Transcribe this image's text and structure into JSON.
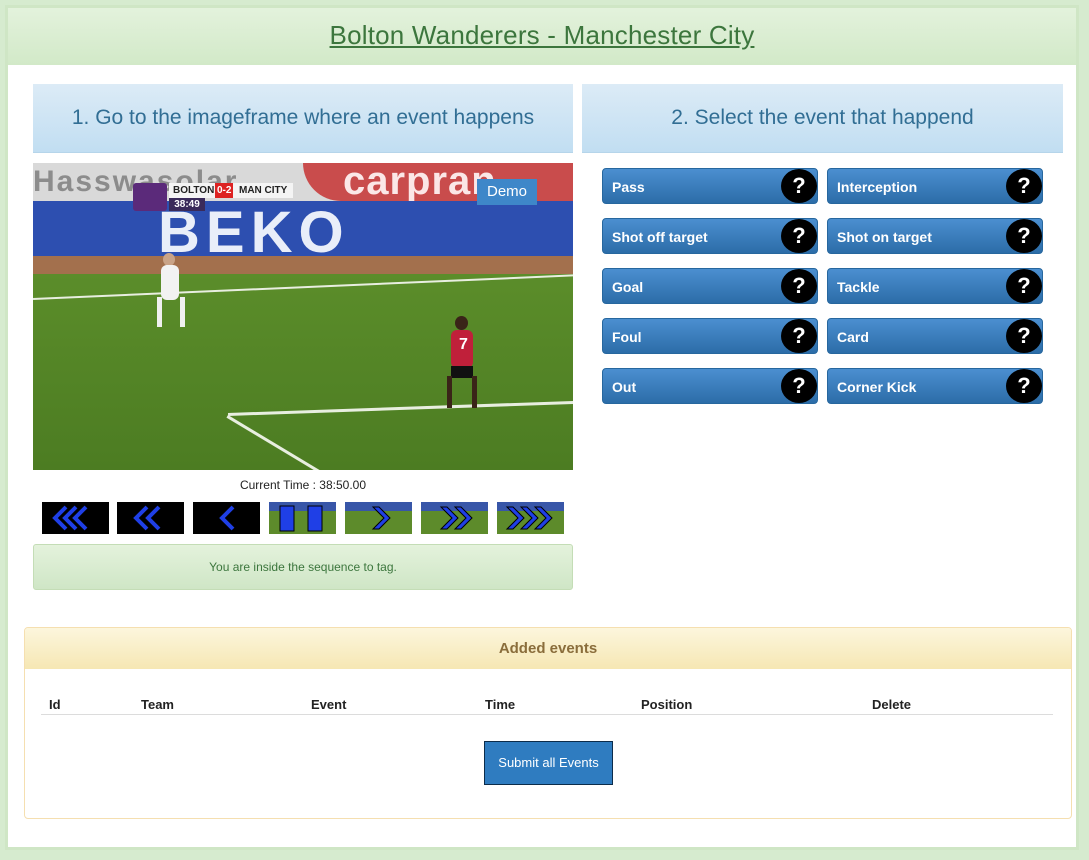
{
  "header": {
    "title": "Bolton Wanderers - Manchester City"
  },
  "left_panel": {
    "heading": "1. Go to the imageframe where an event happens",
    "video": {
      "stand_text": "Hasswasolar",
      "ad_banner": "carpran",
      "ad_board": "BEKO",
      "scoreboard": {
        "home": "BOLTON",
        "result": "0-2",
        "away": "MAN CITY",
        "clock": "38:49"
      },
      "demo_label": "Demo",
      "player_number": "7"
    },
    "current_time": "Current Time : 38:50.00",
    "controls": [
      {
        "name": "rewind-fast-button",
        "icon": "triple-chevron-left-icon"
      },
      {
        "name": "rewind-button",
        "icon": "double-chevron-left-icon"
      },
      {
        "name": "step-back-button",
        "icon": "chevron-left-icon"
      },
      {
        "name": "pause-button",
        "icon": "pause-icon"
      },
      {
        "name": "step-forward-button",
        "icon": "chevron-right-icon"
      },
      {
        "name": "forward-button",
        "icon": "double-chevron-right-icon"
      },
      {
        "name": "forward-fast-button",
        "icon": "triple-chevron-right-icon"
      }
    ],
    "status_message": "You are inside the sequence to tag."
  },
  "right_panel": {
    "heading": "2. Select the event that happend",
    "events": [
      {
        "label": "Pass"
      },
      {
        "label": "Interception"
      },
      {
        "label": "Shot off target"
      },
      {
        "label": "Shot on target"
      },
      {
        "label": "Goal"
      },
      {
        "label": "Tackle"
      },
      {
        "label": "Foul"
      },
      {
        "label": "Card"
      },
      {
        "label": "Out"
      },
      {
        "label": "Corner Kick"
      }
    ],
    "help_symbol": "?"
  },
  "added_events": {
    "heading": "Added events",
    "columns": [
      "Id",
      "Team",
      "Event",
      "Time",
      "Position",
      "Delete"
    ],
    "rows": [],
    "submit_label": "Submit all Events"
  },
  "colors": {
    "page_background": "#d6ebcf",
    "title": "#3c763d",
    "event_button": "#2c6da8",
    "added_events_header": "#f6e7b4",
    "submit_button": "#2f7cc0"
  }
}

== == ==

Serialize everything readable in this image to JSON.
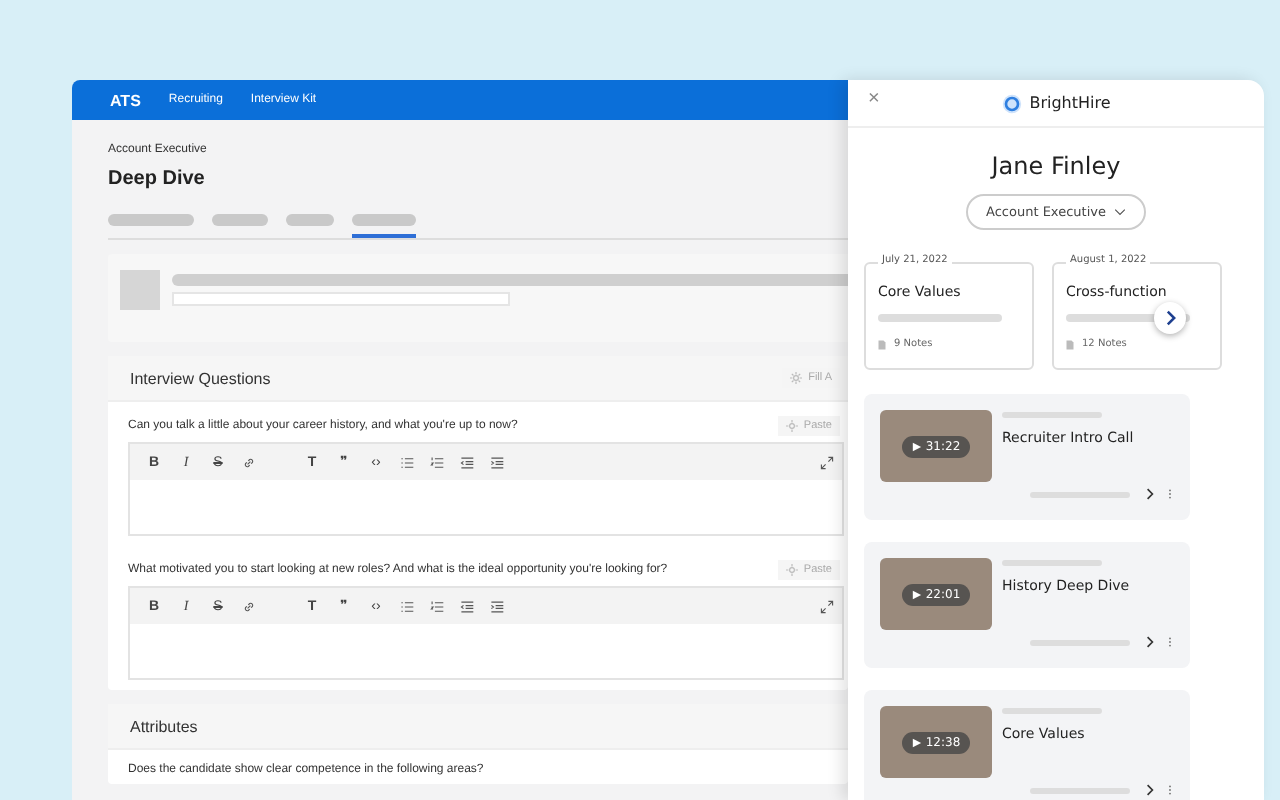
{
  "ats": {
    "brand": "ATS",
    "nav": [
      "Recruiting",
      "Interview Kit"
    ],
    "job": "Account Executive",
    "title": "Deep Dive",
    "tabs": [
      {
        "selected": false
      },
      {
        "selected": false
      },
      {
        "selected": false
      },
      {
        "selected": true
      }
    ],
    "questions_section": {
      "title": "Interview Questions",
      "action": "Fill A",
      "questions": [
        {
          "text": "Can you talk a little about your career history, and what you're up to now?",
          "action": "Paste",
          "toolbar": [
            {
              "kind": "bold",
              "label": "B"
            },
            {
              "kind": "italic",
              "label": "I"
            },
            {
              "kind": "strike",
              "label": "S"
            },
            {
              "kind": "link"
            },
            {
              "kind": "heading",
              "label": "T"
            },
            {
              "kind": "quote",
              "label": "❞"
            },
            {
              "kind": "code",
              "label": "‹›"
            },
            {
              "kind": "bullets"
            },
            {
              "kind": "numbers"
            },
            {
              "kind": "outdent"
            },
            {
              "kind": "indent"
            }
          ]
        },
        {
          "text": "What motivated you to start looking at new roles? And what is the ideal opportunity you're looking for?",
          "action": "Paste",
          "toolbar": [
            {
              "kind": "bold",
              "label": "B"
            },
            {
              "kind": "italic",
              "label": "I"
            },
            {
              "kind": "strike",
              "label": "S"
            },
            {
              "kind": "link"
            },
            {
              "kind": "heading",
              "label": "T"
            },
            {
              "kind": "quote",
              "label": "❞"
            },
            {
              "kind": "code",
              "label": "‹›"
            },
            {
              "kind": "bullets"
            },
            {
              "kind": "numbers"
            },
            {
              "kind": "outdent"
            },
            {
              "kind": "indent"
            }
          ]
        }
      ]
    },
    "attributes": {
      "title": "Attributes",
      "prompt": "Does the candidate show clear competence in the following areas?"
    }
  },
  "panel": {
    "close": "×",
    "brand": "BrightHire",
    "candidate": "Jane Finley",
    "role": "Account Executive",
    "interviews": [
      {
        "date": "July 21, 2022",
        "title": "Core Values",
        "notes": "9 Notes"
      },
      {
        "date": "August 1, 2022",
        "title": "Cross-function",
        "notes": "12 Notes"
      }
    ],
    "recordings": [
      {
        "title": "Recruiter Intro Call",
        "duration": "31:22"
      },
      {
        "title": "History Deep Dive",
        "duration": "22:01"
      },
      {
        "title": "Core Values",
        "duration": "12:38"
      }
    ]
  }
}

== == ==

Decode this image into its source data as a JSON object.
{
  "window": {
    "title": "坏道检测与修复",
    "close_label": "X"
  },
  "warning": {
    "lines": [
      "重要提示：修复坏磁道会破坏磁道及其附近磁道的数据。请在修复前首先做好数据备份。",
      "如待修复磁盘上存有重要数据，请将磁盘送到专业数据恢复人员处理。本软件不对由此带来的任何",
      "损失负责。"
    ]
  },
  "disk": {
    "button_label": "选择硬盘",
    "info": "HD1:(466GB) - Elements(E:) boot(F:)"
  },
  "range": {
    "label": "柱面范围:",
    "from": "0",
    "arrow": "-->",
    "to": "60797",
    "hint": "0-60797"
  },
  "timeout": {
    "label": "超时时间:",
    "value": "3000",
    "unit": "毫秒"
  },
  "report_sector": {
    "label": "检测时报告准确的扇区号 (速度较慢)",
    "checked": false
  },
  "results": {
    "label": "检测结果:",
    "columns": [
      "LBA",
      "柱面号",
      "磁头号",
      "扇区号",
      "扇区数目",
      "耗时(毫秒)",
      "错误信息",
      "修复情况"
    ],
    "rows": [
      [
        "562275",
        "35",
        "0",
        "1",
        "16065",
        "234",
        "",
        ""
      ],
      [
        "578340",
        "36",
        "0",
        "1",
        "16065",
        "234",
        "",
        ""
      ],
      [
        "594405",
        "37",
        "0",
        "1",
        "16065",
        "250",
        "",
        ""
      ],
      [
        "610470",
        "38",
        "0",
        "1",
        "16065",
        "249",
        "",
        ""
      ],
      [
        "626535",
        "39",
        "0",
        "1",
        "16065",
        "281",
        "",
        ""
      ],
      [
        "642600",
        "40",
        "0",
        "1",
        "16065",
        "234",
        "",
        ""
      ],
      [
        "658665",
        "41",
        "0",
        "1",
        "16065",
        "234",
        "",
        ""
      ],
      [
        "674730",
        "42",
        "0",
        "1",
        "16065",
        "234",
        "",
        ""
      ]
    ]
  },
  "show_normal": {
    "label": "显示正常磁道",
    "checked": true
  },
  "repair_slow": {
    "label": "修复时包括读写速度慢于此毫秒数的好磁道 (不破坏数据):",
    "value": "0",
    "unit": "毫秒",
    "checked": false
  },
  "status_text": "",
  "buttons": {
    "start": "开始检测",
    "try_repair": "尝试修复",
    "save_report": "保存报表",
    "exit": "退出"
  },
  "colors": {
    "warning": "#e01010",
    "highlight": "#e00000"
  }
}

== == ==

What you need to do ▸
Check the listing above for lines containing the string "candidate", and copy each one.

Your solution ▸
      "prompt": "Does the candidate show clear competence in the following areas?"
    "candidate": "Jane Finley",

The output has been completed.